Number of lines with the string "dial" in the entries below: report it, and nothing besides.

○ ○ ○ ○

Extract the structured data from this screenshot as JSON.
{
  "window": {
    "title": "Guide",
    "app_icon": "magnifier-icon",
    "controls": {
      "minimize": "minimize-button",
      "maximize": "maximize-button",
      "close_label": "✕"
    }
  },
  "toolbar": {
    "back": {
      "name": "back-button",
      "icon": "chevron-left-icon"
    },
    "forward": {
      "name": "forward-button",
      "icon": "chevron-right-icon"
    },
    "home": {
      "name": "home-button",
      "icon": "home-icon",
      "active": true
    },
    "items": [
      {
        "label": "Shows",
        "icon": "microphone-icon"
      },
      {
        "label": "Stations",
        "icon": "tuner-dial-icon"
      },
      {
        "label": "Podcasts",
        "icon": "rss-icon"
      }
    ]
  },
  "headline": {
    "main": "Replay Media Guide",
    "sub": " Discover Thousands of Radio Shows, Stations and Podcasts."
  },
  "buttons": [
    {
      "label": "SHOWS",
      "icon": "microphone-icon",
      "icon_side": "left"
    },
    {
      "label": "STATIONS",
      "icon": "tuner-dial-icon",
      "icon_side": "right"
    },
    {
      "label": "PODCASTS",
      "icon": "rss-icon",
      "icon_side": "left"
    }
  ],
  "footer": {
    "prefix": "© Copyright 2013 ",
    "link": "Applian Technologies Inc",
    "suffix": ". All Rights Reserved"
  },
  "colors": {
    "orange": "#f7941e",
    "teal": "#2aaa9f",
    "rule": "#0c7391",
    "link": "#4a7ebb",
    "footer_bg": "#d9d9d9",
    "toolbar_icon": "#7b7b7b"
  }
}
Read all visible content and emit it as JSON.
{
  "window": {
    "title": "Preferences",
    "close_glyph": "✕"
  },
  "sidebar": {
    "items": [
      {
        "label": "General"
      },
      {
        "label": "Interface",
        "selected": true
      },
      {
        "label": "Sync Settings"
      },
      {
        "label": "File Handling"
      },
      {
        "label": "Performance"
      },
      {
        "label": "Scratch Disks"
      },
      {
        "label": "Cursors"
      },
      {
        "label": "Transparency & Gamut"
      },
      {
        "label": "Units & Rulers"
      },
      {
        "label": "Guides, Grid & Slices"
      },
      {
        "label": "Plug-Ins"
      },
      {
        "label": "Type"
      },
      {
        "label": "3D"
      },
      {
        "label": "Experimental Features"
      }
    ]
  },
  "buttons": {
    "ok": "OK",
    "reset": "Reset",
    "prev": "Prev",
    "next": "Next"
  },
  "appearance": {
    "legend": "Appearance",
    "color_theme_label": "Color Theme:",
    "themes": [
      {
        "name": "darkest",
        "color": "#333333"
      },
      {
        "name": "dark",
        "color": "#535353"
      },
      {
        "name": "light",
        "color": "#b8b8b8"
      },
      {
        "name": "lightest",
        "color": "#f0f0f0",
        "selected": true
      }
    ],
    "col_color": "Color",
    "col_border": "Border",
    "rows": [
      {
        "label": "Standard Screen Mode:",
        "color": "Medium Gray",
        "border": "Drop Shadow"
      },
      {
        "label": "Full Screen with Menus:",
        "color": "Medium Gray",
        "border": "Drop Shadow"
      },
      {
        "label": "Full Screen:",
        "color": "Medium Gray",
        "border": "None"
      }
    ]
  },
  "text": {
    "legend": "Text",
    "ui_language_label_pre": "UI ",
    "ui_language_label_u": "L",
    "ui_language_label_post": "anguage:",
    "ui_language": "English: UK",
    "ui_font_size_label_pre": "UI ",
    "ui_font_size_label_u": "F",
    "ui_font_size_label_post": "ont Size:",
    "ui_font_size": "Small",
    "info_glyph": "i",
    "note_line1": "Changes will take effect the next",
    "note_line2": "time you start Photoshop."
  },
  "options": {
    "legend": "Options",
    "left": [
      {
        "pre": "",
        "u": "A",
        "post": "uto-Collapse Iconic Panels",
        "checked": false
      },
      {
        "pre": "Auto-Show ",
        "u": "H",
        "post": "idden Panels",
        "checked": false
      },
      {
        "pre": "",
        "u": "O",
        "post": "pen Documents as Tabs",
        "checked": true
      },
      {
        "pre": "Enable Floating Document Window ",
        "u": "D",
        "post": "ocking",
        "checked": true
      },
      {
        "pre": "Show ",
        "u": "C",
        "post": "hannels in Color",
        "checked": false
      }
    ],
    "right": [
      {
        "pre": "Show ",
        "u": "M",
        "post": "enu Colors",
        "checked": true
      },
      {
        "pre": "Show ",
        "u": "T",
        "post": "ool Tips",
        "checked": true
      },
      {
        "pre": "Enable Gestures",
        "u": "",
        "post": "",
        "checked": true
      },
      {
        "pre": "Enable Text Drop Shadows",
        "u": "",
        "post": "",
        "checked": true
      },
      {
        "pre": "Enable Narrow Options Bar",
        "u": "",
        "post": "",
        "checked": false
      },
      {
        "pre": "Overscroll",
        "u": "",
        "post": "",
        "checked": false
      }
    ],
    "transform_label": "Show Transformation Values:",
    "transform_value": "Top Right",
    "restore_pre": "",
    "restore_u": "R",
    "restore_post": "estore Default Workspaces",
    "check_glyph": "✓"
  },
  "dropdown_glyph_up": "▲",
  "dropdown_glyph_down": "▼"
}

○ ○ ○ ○

ANSWER BOX.
2